I am fully aware that the inscription in the ms. to the Ricercari is in a later hand. My edit was intended to show that the wording [which appears on the cover page directly facing f. 1r of the ms.] attests to the existence version of the nickname, "Mingain", which it does. This is not to say that it proves that Gabrielli's contemporaries called him this, for which I hope someone will eventually also be able to add a citation, but just to say that this nickname existed at all, at least as far back as the time that the inscription was added, which I would estimate is before the middle of the nineteenth century. I have no personal stake in whether this comment appears in the article, but as it stood, the article simply reiterated the unsupported claims of later (nineteenth- and early twentieth-century) secondary lirature without even citing those sources.--HenryPurcell (talk) 04:28, 4 July 2017 (UTC)

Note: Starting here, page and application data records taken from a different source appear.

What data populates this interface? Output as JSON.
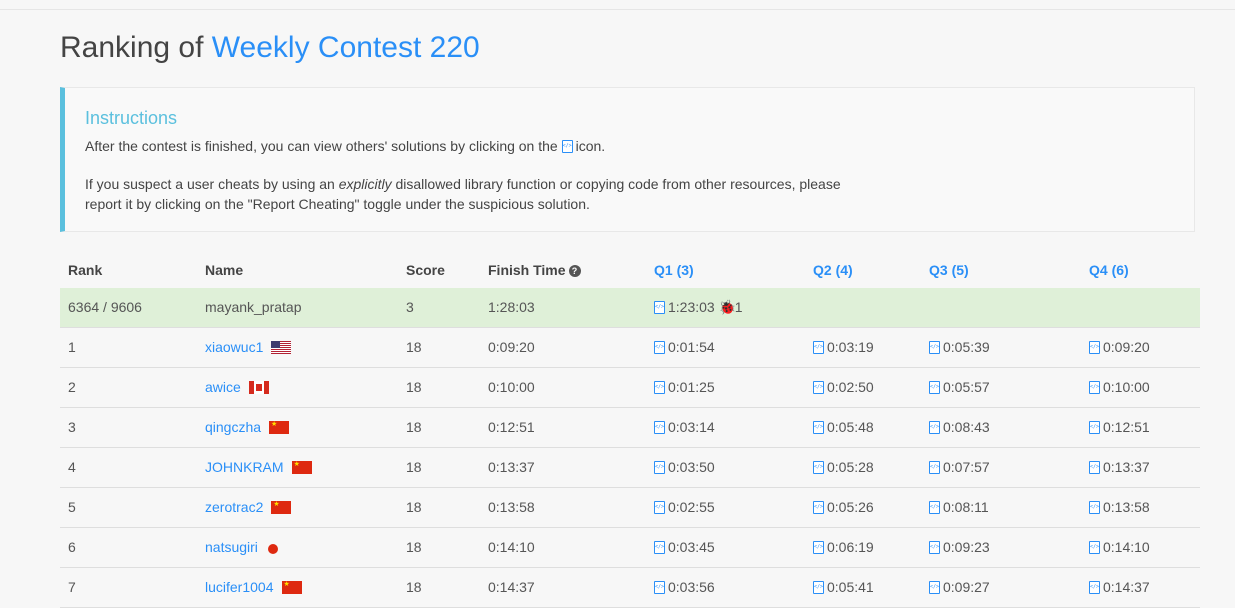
{
  "page": {
    "title_prefix": "Ranking of",
    "contest_name": "Weekly Contest 220"
  },
  "instructions": {
    "title": "Instructions",
    "p1_before": "After the contest is finished, you can view others' solutions by clicking on the",
    "p1_after": "icon.",
    "p2_part1": "If you suspect a user cheats by using an",
    "p2_em": "explicitly",
    "p2_part2": "disallowed library function or copying code from other resources, please report it by clicking on the \"Report Cheating\" toggle under the suspicious solution."
  },
  "table": {
    "headers": {
      "rank": "Rank",
      "name": "Name",
      "score": "Score",
      "finish_time": "Finish Time",
      "q1": "Q1 (3)",
      "q2": "Q2 (4)",
      "q3": "Q3 (5)",
      "q4": "Q4 (6)"
    },
    "me": {
      "rank": "6364 / 9606",
      "name": "mayank_pratap",
      "score": "3",
      "finish_time": "1:28:03",
      "q1_time": "1:23:03",
      "q1_bugs": "1"
    },
    "rows": [
      {
        "rank": "1",
        "name": "xiaowuc1",
        "flag": "US",
        "score": "18",
        "finish_time": "0:09:20",
        "q1": "0:01:54",
        "q2": "0:03:19",
        "q3": "0:05:39",
        "q4": "0:09:20"
      },
      {
        "rank": "2",
        "name": "awice",
        "flag": "CA",
        "score": "18",
        "finish_time": "0:10:00",
        "q1": "0:01:25",
        "q2": "0:02:50",
        "q3": "0:05:57",
        "q4": "0:10:00"
      },
      {
        "rank": "3",
        "name": "qingczha",
        "flag": "CN",
        "score": "18",
        "finish_time": "0:12:51",
        "q1": "0:03:14",
        "q2": "0:05:48",
        "q3": "0:08:43",
        "q4": "0:12:51"
      },
      {
        "rank": "4",
        "name": "JOHNKRAM",
        "flag": "CN",
        "score": "18",
        "finish_time": "0:13:37",
        "q1": "0:03:50",
        "q2": "0:05:28",
        "q3": "0:07:57",
        "q4": "0:13:37"
      },
      {
        "rank": "5",
        "name": "zerotrac2",
        "flag": "CN",
        "score": "18",
        "finish_time": "0:13:58",
        "q1": "0:02:55",
        "q2": "0:05:26",
        "q3": "0:08:11",
        "q4": "0:13:58"
      },
      {
        "rank": "6",
        "name": "natsugiri",
        "flag": "JP",
        "score": "18",
        "finish_time": "0:14:10",
        "q1": "0:03:45",
        "q2": "0:06:19",
        "q3": "0:09:23",
        "q4": "0:14:10"
      },
      {
        "rank": "7",
        "name": "lucifer1004",
        "flag": "CN",
        "score": "18",
        "finish_time": "0:14:37",
        "q1": "0:03:56",
        "q2": "0:05:41",
        "q3": "0:09:27",
        "q4": "0:14:37"
      }
    ]
  },
  "icons": {
    "code": "code-file-icon",
    "help": "question-circle-icon",
    "bug": "bug-icon"
  },
  "colors": {
    "accent": "#2a8ff7",
    "info": "#5bc0de",
    "highlight_row": "#dff0d8",
    "bug": "#c9302c"
  }
}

I see what you mean, but still, the inscription really doesn't do anything different from what the references in the modern secondary literature do: it claims that he had that nickname, without providing further sources or background. Incidentally, I do think it's from about the mid-19th century (as is the main title inscription on the same page to which it was subsequently added), but that's a bit speculative of course. For what it's worth, this  modern work at least cites a primary contemporary source attesting to the use of "Minghino", though not in the combination with "dal violoncello" or variants thereof. This  has a reference to a contemporary chronicle calling him "Minghino dal Violoncello"; that's probably about as good as we're going to get. This  might also be pertinent. This  book unfortunately misreads the handwritten inscription, quoting it as "Gabrielli un detto..."; it should evidently be "Gabrielli era detto...". Fut.Perf.☼ 16:14, 4 July 2017 (UTC)